Stoneware with overglaze enamels (Mino ware, Oribe type); H. 5 7/8 in. (14.9 cm)
The Harry G. C. Packard Collection of Asian Art, Gift of Harry G. C. Packard, and Purchase, Fletcher, Rogers, Harris Brisbane Dick, and Louis V. Bell Funds, Joseph Pulitzer Bequest and The Annenberg Fund Inc. Gift, 1975 (1975.268.443)

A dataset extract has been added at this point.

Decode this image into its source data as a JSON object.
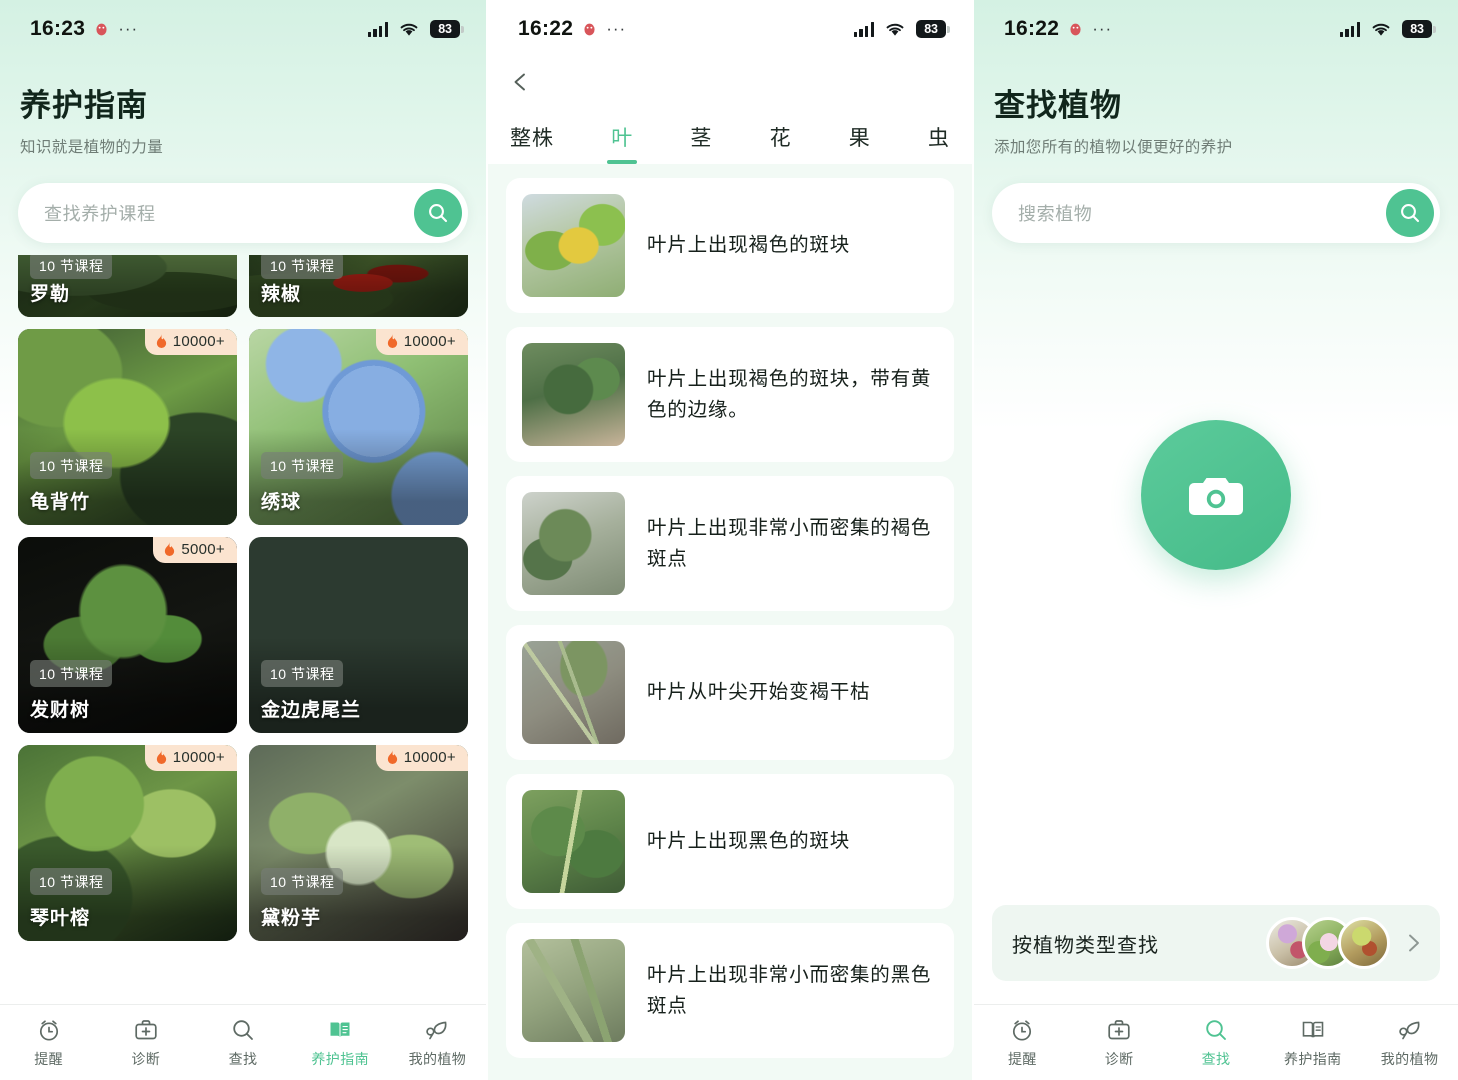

This piece is a fascinating example of Mino ceramics made in accordance with the taste of the tea master Furuta Oribe (15441615) and the technical changes brought about by the introduction, in the early seventeenth century, of a more advanced kiln type, the chambered climbing kiln modeled on those built by Korean craftsmen at Karatsu in Kyushu. The earliest and most important new kiln was the one at Motoyashiki, in Mino, where utensils for the tea masters of Kyoto were produced to order. At Motoyashiki, the green-glazed decorated wares known as Oribe ware were produced. This dish in the unusual shape of a double fan was used to serve food. Its decoration combining geometric shapes and abstracted natural motifs is characteristic of Oribe ware.